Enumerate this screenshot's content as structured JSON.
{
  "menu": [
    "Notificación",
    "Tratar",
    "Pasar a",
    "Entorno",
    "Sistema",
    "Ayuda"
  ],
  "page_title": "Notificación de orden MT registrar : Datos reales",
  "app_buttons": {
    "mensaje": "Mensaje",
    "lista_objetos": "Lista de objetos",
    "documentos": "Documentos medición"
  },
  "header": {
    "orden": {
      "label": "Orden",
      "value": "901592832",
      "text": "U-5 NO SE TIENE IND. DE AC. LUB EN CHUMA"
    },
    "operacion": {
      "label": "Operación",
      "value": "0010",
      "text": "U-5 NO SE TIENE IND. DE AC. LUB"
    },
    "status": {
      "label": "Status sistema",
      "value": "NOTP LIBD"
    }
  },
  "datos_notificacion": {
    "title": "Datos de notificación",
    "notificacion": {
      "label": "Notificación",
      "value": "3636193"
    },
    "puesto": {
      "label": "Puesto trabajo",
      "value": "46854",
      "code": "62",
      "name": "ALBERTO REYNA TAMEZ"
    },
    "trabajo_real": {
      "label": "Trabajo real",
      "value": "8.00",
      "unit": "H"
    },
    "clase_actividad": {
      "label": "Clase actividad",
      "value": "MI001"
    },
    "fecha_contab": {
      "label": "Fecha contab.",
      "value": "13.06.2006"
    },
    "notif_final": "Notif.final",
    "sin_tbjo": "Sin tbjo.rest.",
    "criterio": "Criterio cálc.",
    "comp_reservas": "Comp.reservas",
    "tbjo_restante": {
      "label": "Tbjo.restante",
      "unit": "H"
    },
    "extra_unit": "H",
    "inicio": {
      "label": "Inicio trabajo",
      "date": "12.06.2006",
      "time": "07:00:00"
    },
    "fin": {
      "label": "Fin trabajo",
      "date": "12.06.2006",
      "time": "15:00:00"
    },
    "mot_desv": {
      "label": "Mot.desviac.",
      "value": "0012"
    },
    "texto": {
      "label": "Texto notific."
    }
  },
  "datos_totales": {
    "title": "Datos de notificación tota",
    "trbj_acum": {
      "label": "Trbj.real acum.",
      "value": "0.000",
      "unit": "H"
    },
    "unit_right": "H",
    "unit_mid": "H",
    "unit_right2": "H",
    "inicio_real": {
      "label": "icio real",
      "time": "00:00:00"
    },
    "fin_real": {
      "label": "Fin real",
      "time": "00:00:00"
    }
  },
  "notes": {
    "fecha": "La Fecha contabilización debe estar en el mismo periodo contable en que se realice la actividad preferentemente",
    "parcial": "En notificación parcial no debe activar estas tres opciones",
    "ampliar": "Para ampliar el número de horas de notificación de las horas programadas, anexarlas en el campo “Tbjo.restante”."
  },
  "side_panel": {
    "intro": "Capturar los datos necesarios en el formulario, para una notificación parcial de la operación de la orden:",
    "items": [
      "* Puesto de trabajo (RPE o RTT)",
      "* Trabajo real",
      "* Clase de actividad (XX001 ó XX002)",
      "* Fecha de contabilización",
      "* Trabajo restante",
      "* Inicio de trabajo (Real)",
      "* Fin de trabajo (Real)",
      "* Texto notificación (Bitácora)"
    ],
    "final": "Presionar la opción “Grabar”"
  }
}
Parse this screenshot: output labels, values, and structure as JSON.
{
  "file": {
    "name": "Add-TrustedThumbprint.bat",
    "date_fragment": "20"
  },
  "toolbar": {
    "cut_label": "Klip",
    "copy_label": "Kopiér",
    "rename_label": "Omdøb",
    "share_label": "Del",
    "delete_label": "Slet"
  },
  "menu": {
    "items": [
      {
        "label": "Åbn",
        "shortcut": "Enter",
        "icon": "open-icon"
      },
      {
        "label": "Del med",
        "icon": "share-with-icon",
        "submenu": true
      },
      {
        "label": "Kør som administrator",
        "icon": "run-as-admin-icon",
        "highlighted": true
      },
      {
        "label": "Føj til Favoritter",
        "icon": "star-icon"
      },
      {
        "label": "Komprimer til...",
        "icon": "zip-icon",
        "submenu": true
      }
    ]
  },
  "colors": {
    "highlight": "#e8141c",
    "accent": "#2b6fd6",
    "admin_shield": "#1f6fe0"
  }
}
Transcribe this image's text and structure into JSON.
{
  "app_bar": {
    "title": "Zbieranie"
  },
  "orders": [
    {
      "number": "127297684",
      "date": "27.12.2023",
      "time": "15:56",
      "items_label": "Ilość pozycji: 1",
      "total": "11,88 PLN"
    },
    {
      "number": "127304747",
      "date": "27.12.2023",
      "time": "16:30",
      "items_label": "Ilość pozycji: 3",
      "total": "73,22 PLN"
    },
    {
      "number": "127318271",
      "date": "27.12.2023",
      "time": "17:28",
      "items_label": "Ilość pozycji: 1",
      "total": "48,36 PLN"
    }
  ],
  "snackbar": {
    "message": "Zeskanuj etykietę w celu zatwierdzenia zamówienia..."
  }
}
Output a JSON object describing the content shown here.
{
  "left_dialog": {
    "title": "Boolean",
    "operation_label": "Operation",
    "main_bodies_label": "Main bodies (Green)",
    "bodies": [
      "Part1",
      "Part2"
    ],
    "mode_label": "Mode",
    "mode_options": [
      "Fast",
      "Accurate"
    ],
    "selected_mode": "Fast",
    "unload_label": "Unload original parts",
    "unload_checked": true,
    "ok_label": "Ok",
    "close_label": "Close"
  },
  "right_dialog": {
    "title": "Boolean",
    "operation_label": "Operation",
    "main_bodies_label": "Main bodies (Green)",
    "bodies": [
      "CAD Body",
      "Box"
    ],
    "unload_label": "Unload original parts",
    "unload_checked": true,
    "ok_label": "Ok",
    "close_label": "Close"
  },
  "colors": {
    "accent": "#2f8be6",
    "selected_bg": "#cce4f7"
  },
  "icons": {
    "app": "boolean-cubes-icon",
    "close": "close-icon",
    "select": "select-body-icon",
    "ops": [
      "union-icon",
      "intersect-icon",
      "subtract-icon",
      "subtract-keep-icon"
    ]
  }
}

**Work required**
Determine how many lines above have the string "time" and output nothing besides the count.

**Result below**
7